On his return to Rome two years later, the outbreak of the civil war between Caesar and Gnaeus Pompeius Magnus saved Cassius from being brought to trial by his enemies for extortion in Syria. Cassius was elected tribune of the Plebs in 49 BC, and threw in his lot with the Optimates, fleeing Italy as Caesar crossed the Rubicon. He met Pompey in Greece, and was made commander of his fleet. In 48 BC, Cassius sailed his ships to Sicilia where he attacked and burned a large part of Caesar's navy. He then proceeded to harass ships off the Italian coast. News of Pompey's defeat at the Battle of Pharsalus caused Cassius to head for Hellespont, with hopes of allying with its king, Pharnaces II. Cassius was overtaken by Caesar en route, and was forced to surrender unconditionally.
Caesar made Cassius a legate, employing him in the Alexandrian War against the very same Pharnaces Cassius had hoped to join. However, Cassius refused to join in the fight against Cato and Scipio in Africa, choosing instead to retire to Rome. He spent the next two years without office, and apparently tightened his friendship with Cicero. In 44 BC he became Praetor Peregrinus with the promise of the Syrian province for the ensuing year. The appointment of his junior, Marcus Junius Brutus, as praetor urbanus deeply offended him, and only deepened the hatred and resentment Cassius felt for the dictator. Caesar, though still officially forgiving of Cassius, seems to have mistrusted him. He was one of the busiest conspirators against Caesar, winning over the chief assassins to the cause of tyrannicide. On the Ides of March, 44 BC, Cassius urged on his fellow assassins, and struck Caesar in the face. He and his fellow conspirators referred to themselves as the "Liberators" (Liberatores). The celebration was short-lived, as Antony seized power and turned the public against them.
In April, Cassius fled Rome for the countryside, hoping that Antonius would be overthrown. In June, the Senate assigned Cassius the province of Cyrene in order to give him clearance to leave Italy while retaining his office as praetor.

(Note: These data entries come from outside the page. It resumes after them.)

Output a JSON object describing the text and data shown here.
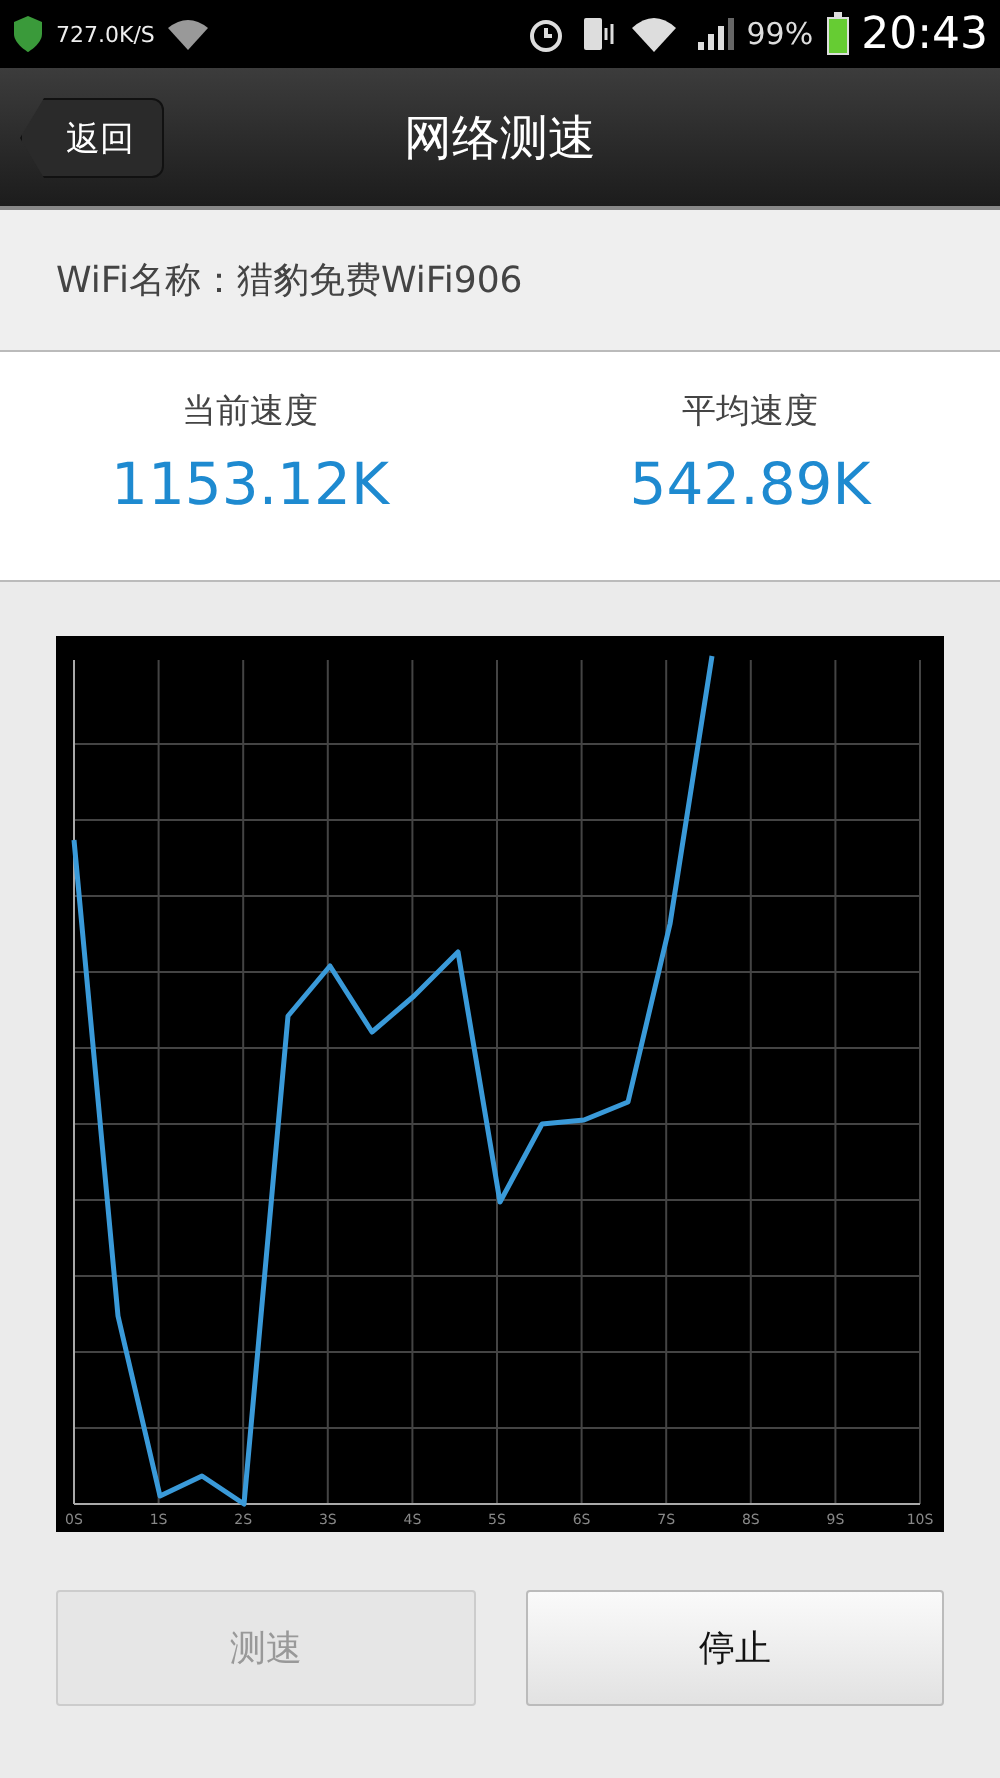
{
  "status_bar": {
    "net_speed": "727.0K/S",
    "battery": "99%",
    "time": "20:43"
  },
  "header": {
    "back": "返回",
    "title": "网络测速"
  },
  "wifi": {
    "label": "WiFi名称：猎豹免费WiFi906"
  },
  "speeds": [
    {
      "label": "当前速度",
      "value": "1153.12K"
    },
    {
      "label": "平均速度",
      "value": "542.89K"
    }
  ],
  "chart": {
    "x_labels": [
      "0S",
      "1S",
      "2S",
      "3S",
      "4S",
      "5S",
      "6S",
      "7S",
      "8S",
      "9S",
      "10S"
    ]
  },
  "buttons": [
    {
      "label": "测速",
      "disabled": true
    },
    {
      "label": "停止",
      "disabled": false
    }
  ]
}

Cassius balked at being given such a small province and resigned his office, stating that he would rather live in exile than under Antonius. He left for his previously assigned province of Syria, which had been reassigned to Publius Cornelius Dolabella at Antony's behest, hoping to take control of it before Dolabella arrived. His reputation in the East made it easy to amass an army from other governors in the area, and by 43 BC he was ready to take on Dolabella with 12 legions. By this point the Senate had split with Antony and cast its lot with Cassius, confirming him as governor of the province. Dolabella attacked but was betrayed by his allies, leading him to commit suicide. Cassius was now secure enough to march on Egypt, but on the formation of the triumvirate, Brutus requested his assistance. Cassius quickly joined Brutus in Smyrna with most of his army, leaving his nephew behind to govern Syria. The conspirators decided to attack the triumviri’s allies in Asia. Cassius set upon and sacked Rhodes, while Brutus did the same to Lycia. They regrouped the following year in Sardis, where their armies proclaimed them imperators. They crossed the Hellespont, marched through Thrace, and encamped near Philippi in Macedon. Gaius Julius Caesar Octavian (later known as Augustus) and Marcus Antonius soon arrived, and Cassius planned to starve them out through the use of their superior position in the country. However, they were forced into a pair of battles by Antony, collectively know as the Battle of Philippi. Brutus was successful against Octavian, and took his camp. Cassius, however, was defeated and overrun by Marcus Antonius. Cassius, unaware of Brutus' victory, gave up all for lost, and ordered his freedman Pindarus to slay him. He was mourned by Brutus as "the Last of the Romans" and buried in Thasos.
In search of a Western counterpart of Ch'i: Eastern and Western cognitive frames in interpreting relevant Ch'i terms.(Report)
Jan 01, 2010; Introduction During the 2006 World Cup Final, French soccer star Zinedine Zidane, provoked by insults from an Italian opponent,...